#### WHAT TO PRODUCE:
Every entry must be set down exactly in the answer; no pictures should appear.

# # # #

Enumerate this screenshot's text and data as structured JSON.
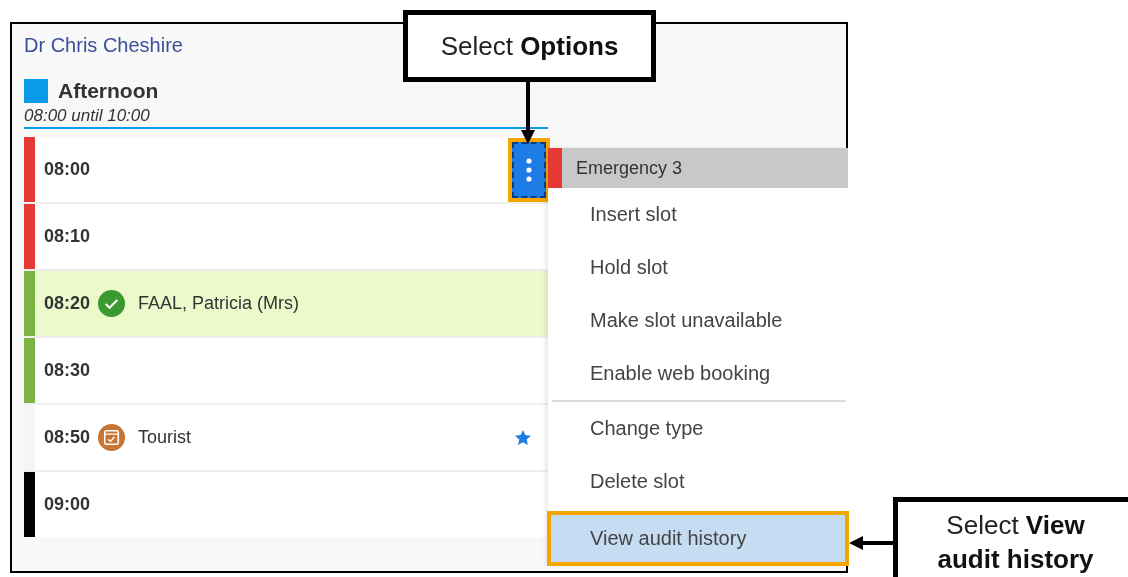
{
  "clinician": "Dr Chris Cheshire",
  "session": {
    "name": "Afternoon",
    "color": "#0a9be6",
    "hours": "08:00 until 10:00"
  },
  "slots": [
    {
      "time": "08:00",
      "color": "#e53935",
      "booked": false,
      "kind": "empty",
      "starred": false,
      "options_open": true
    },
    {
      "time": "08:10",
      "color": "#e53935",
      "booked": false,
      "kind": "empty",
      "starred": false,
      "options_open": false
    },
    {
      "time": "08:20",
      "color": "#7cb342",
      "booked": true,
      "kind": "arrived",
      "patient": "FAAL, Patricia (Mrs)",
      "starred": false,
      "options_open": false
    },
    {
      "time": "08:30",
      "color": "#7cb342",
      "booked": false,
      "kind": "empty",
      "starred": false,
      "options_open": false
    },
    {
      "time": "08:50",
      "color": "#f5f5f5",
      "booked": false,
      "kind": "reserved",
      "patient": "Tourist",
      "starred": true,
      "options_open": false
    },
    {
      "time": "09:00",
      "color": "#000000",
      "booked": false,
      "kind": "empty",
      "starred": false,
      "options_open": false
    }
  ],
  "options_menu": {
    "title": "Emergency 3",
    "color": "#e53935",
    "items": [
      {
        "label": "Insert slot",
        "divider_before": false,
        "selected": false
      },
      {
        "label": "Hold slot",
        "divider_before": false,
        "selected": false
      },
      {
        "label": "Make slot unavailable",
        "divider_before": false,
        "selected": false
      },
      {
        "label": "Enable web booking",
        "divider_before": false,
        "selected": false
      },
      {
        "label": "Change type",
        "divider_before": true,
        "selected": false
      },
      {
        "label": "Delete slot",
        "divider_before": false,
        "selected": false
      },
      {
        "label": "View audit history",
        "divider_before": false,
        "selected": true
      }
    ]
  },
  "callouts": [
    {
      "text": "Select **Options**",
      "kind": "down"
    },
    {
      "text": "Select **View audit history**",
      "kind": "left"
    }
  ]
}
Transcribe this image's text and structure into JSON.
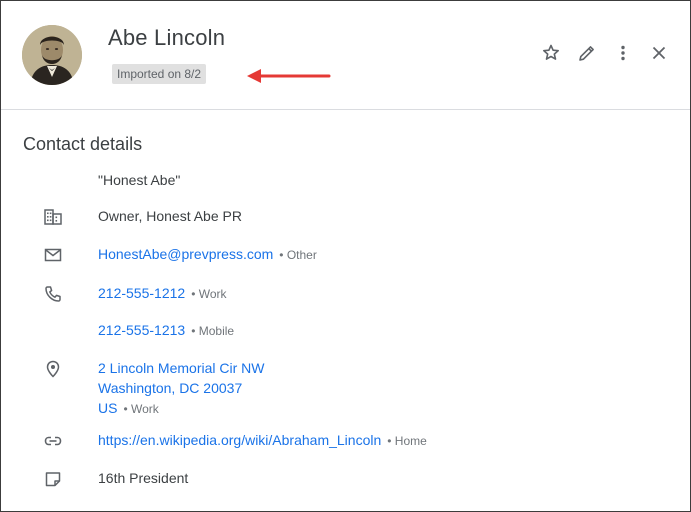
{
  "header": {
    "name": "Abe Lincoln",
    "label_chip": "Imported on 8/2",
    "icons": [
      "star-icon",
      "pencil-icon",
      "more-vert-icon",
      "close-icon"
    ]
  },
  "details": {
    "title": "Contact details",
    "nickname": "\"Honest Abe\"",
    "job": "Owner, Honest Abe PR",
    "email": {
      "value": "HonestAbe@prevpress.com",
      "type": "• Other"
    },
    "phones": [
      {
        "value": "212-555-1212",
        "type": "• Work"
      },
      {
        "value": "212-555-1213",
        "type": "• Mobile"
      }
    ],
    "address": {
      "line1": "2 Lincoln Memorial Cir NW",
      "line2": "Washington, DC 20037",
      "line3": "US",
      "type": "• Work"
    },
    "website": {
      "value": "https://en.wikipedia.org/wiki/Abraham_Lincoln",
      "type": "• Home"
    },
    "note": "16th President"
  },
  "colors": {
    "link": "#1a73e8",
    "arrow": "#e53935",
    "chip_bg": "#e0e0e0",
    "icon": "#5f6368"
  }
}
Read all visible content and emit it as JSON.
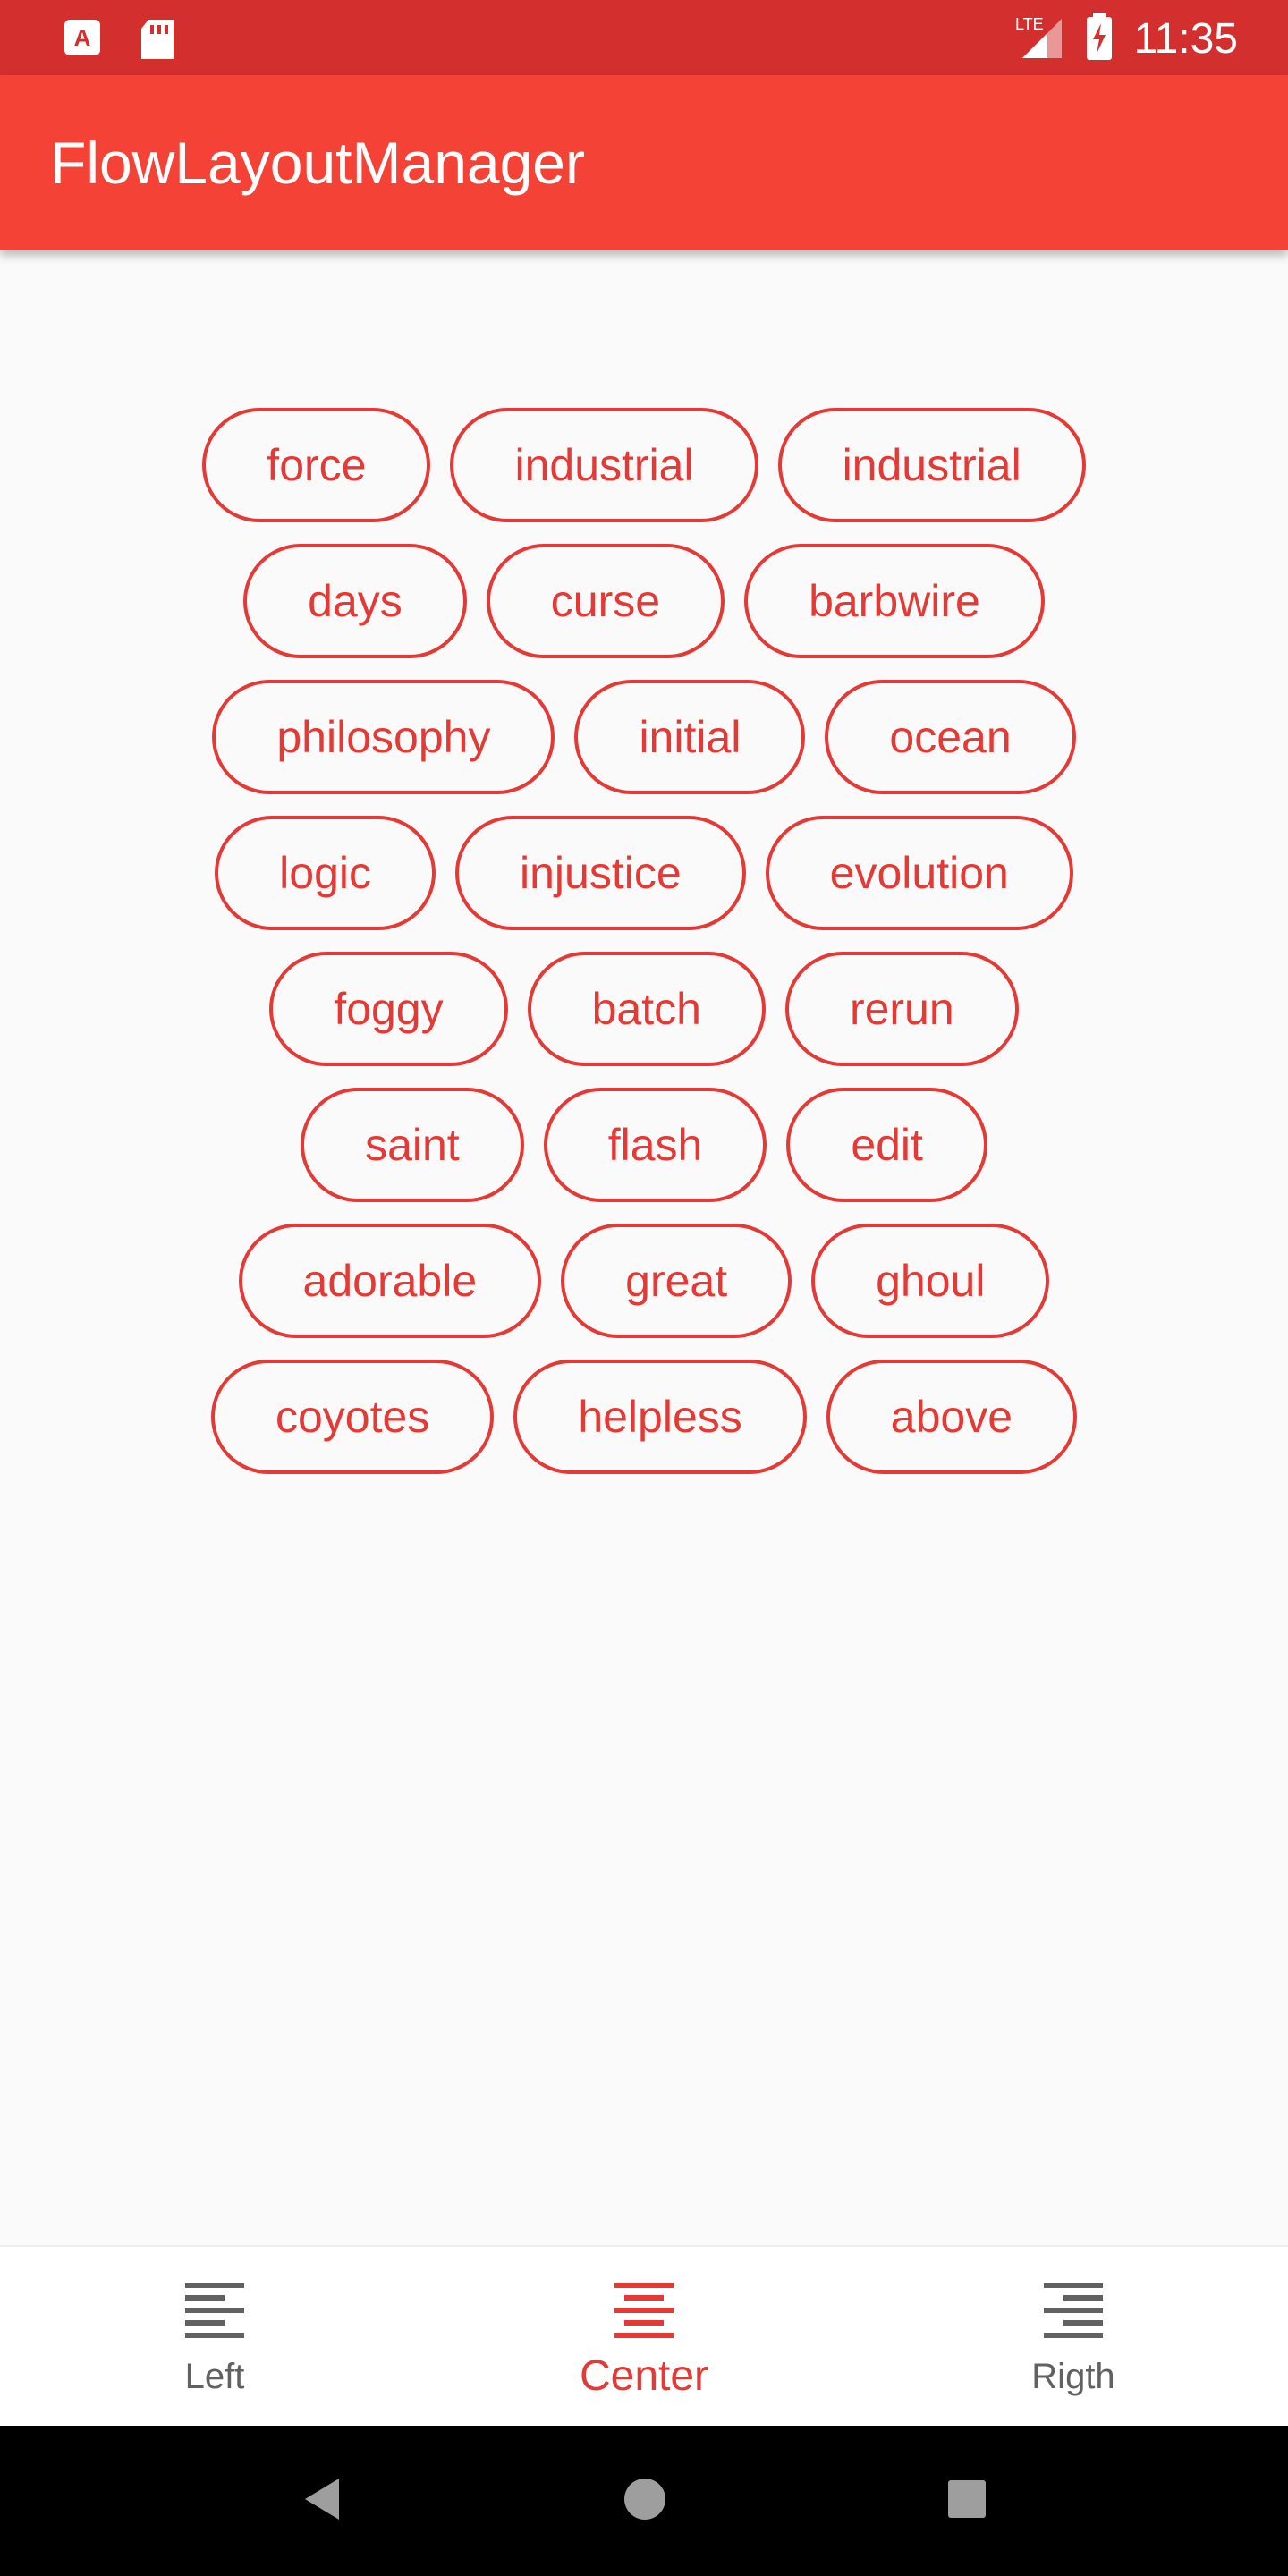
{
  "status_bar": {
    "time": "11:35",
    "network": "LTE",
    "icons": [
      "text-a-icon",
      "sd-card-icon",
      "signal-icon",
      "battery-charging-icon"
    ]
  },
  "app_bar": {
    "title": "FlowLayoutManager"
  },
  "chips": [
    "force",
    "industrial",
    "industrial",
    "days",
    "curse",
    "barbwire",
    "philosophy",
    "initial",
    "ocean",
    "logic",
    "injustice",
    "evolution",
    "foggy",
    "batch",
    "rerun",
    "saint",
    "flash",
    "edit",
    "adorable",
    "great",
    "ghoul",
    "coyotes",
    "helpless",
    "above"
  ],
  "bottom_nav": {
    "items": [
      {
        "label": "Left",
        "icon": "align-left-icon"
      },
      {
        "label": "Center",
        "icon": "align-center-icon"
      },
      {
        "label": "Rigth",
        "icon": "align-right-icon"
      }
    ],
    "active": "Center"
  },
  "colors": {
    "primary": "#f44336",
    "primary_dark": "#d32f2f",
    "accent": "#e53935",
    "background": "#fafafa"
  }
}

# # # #

#### ANSWER FOR THIS EXERCISE:
Enumerate this screenshot's text and data as structured JSON.
{
  "clinician": "Dr Chris Cheshire",
  "session": {
    "name": "Afternoon",
    "color": "#0a9be6",
    "hours": "08:00 until 10:00"
  },
  "slots": [
    {
      "time": "08:00",
      "color": "#e53935",
      "booked": false,
      "kind": "empty",
      "starred": false,
      "options_open": true
    },
    {
      "time": "08:10",
      "color": "#e53935",
      "booked": false,
      "kind": "empty",
      "starred": false,
      "options_open": false
    },
    {
      "time": "08:20",
      "color": "#7cb342",
      "booked": true,
      "kind": "arrived",
      "patient": "FAAL, Patricia (Mrs)",
      "starred": false,
      "options_open": false
    },
    {
      "time": "08:30",
      "color": "#7cb342",
      "booked": false,
      "kind": "empty",
      "starred": false,
      "options_open": false
    },
    {
      "time": "08:50",
      "color": "#f5f5f5",
      "booked": false,
      "kind": "reserved",
      "patient": "Tourist",
      "starred": true,
      "options_open": false
    },
    {
      "time": "09:00",
      "color": "#000000",
      "booked": false,
      "kind": "empty",
      "starred": false,
      "options_open": false
    }
  ],
  "options_menu": {
    "title": "Emergency 3",
    "color": "#e53935",
    "items": [
      {
        "label": "Insert slot",
        "divider_before": false,
        "selected": false
      },
      {
        "label": "Hold slot",
        "divider_before": false,
        "selected": false
      },
      {
        "label": "Make slot unavailable",
        "divider_before": false,
        "selected": false
      },
      {
        "label": "Enable web booking",
        "divider_before": false,
        "selected": false
      },
      {
        "label": "Change type",
        "divider_before": true,
        "selected": false
      },
      {
        "label": "Delete slot",
        "divider_before": false,
        "selected": false
      },
      {
        "label": "View audit history",
        "divider_before": false,
        "selected": true
      }
    ]
  },
  "callouts": [
    {
      "text": "Select **Options**",
      "kind": "down"
    },
    {
      "text": "Select **View audit history**",
      "kind": "left"
    }
  ]
}
Transcribe this image's text and structure into JSON.
{
  "header": {
    "name": "Abe Lincoln",
    "label_chip": "Imported on 8/2",
    "icons": [
      "star-icon",
      "pencil-icon",
      "more-vert-icon",
      "close-icon"
    ]
  },
  "details": {
    "title": "Contact details",
    "nickname": "\"Honest Abe\"",
    "job": "Owner, Honest Abe PR",
    "email": {
      "value": "HonestAbe@prevpress.com",
      "type": "• Other"
    },
    "phones": [
      {
        "value": "212-555-1212",
        "type": "• Work"
      },
      {
        "value": "212-555-1213",
        "type": "• Mobile"
      }
    ],
    "address": {
      "line1": "2 Lincoln Memorial Cir NW",
      "line2": "Washington, DC 20037",
      "line3": "US",
      "type": "• Work"
    },
    "website": {
      "value": "https://en.wikipedia.org/wiki/Abraham_Lincoln",
      "type": "• Home"
    },
    "note": "16th President"
  },
  "colors": {
    "link": "#1a73e8",
    "arrow": "#e53935",
    "chip_bg": "#e0e0e0",
    "icon": "#5f6368"
  }
}
Read all visible content and emit it as JSON.
{
  "status_bar": {
    "time": "11:35",
    "network": "LTE",
    "icons": [
      "text-a-icon",
      "sd-card-icon",
      "signal-icon",
      "battery-charging-icon"
    ]
  },
  "app_bar": {
    "title": "FlowLayoutManager"
  },
  "chips": [
    "force",
    "industrial",
    "industrial",
    "days",
    "curse",
    "barbwire",
    "philosophy",
    "initial",
    "ocean",
    "logic",
    "injustice",
    "evolution",
    "foggy",
    "batch",
    "rerun",
    "saint",
    "flash",
    "edit",
    "adorable",
    "great",
    "ghoul",
    "coyotes",
    "helpless",
    "above"
  ],
  "bottom_nav": {
    "items": [
      {
        "label": "Left",
        "icon": "align-left-icon"
      },
      {
        "label": "Center",
        "icon": "align-center-icon"
      },
      {
        "label": "Rigth",
        "icon": "align-right-icon"
      }
    ],
    "active": "Center"
  },
  "colors": {
    "primary": "#f44336",
    "primary_dark": "#d32f2f",
    "accent": "#e53935",
    "background": "#fafafa"
  }
}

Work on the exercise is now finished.